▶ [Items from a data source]

********************

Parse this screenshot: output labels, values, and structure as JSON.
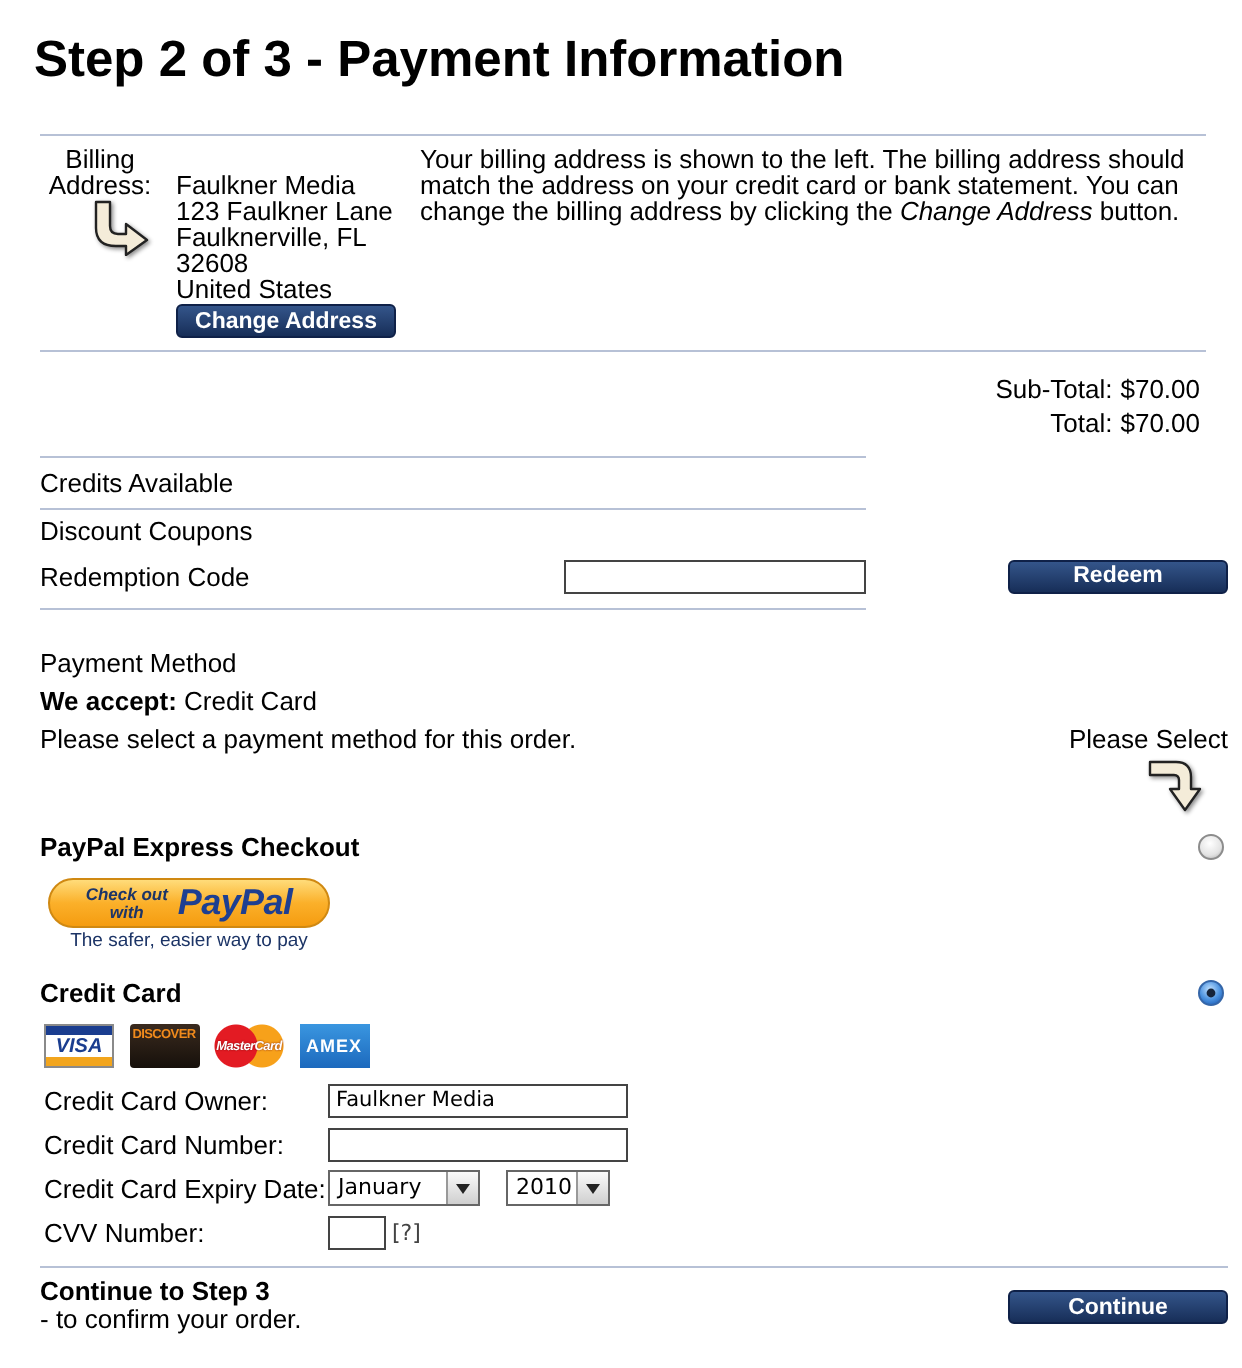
{
  "title": "Step 2 of 3 - Payment Information",
  "billing": {
    "label": "Billing Address:",
    "address_lines": [
      "Faulkner Media",
      "123 Faulkner Lane",
      "Faulknerville, FL",
      "32608",
      "United States"
    ],
    "button": "Change Address",
    "note": "Your billing address is shown to the left. The billing address should match the address on your credit card or bank statement. You can change the billing address by clicking the *Change Address* button."
  },
  "totals": [
    {
      "label": "Sub-Total:",
      "value": "$70.00"
    },
    {
      "label": "Total:",
      "value": "$70.00"
    }
  ],
  "credits": {
    "label": "Credits Available"
  },
  "coupons": {
    "heading": "Discount Coupons",
    "field_label": "Redemption Code",
    "button": "Redeem"
  },
  "payment": {
    "heading": "Payment Method",
    "accepted": "**We accept:** Credit Card",
    "instruction": "Please select a payment method for this order.",
    "hint": "Please Select",
    "methods": [
      {
        "kind": "paypal",
        "title": "PayPal Express Checkout",
        "selected": false,
        "button_lines": [
          "Check out",
          "with"
        ],
        "button_brand": "PayPal",
        "tagline": "The safer, easier way to pay"
      },
      {
        "kind": "card",
        "title": "Credit Card",
        "selected": true,
        "logos": [
          {
            "kind": "visa",
            "text": "VISA"
          },
          {
            "kind": "discover",
            "text": "DISCOVER"
          },
          {
            "kind": "mastercard",
            "text": "MasterCard"
          },
          {
            "kind": "amex",
            "text": "AMEX"
          }
        ],
        "fields": [
          {
            "kind": "text",
            "label": "Credit Card Owner:",
            "value": "Faulkner Media"
          },
          {
            "kind": "text",
            "label": "Credit Card Number:"
          },
          {
            "kind": "expiry",
            "label": "Credit Card Expiry Date:",
            "month": "January",
            "year": "2010"
          },
          {
            "kind": "cvv",
            "label": "CVV Number:",
            "help": "[?]"
          }
        ]
      }
    ]
  },
  "continue": {
    "heading": "Continue to Step 3",
    "subtext": "- to confirm your order.",
    "button": "Continue"
  }
}
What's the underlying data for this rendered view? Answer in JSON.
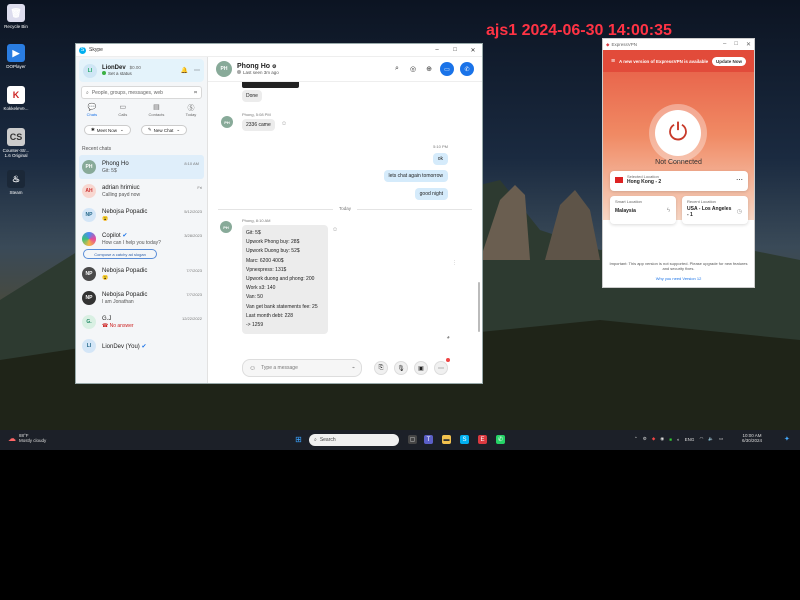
{
  "watermark": "ajs1 2024-06-30 14:00:35",
  "desktop_icons": [
    "Recycle Bin",
    "DOPlayer",
    "KokkeleVe...",
    "Counter-Str... 1.6 Original",
    "Steam"
  ],
  "skype": {
    "title": "Skype",
    "profile": {
      "name": "LionDev",
      "balance": "$0.00",
      "status": "Set a status",
      "initials": "LI"
    },
    "search_placeholder": "People, groups, messages, web",
    "nav": [
      "Chats",
      "Calls",
      "Contacts",
      "Today"
    ],
    "meet_now": "Meet Now",
    "new_chat": "New Chat",
    "recent_chats_label": "Recent chats",
    "chats": [
      {
        "name": "Phong Ho",
        "preview": "Git: 5$",
        "date": "8:10 AM",
        "initials": "PH"
      },
      {
        "name": "adrian hrimiuc",
        "preview": "Calling payd now",
        "date": "Fri",
        "initials": "AH"
      },
      {
        "name": "Nebojsa Popadic",
        "preview": "😮",
        "date": "5/12/2023",
        "initials": "NP"
      },
      {
        "name": "Copilot",
        "preview": "How can I help you today?",
        "date": "3/28/2023",
        "initials": "C"
      },
      {
        "name": "Nebojsa Popadic",
        "preview": "😮",
        "date": "7/7/2023",
        "initials": "NP"
      },
      {
        "name": "Nebojsa Popadic",
        "preview": "I am Jonathan",
        "date": "7/7/2023",
        "initials": "NP"
      },
      {
        "name": "G.J",
        "preview": "No answer",
        "date": "12/22/2022",
        "initials": "G."
      },
      {
        "name": "LionDev (You)",
        "preview": "",
        "date": "",
        "initials": "LI"
      }
    ],
    "copilot_suggestion": "Compose a catchy ad slogan",
    "conversation": {
      "name": "Phong Ho",
      "last_seen": "Last seen 3m ago",
      "done_text": "Done",
      "msg1_meta": "Phong, 5:08 PM",
      "msg1": "2336 came",
      "out_time": "5:10 PM",
      "out_msgs": [
        "ok",
        "lets chat again tomorrow",
        "good night"
      ],
      "day_divider": "Today",
      "msg2_meta": "Phong, 8:10 AM",
      "msg2_lines": [
        "Git: 5$",
        "Upwork Phong buy: 28$",
        "Upwork Duong buy: 52$",
        "Marc: 6200 400$",
        "Vpnexpress: 131$",
        "Upwork duong and phong: 200",
        "Work s3: 140",
        "Van: 50",
        "Van get bank statements fee: 25",
        "Last month debt: 228",
        "-> 1259"
      ],
      "compose_placeholder": "Type a message"
    }
  },
  "vpn": {
    "title": "ExpressVPN",
    "banner": "A new version of ExpressVPN is available",
    "update_button": "Update Now",
    "status": "Not Connected",
    "selected_label": "Selected Location",
    "selected_value": "Hong Kong - 2",
    "smart_label": "Smart Location",
    "smart_value": "Malaysia",
    "recent_label": "Recent Location",
    "recent_value": "USA - Los Angeles - 1",
    "notice": "Important: This app version is not supported. Please upgrade for new features and security fixes.",
    "why_link": "Why you need Version 12"
  },
  "taskbar": {
    "weather_temp": "88°F",
    "weather_desc": "Mostly cloudy",
    "search": "Search",
    "lang": "ENG",
    "time": "10:00 AM",
    "date": "6/30/2024"
  },
  "colors": {
    "skype_blue": "#1a73e8",
    "vpn_red": "#e24b3a",
    "watermark": "#ff3344"
  }
}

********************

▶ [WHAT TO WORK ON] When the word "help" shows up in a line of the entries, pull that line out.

▶ [RESULT OF THIS TASK]
            "help": "[?]"
        "preview": "How can I help you today?",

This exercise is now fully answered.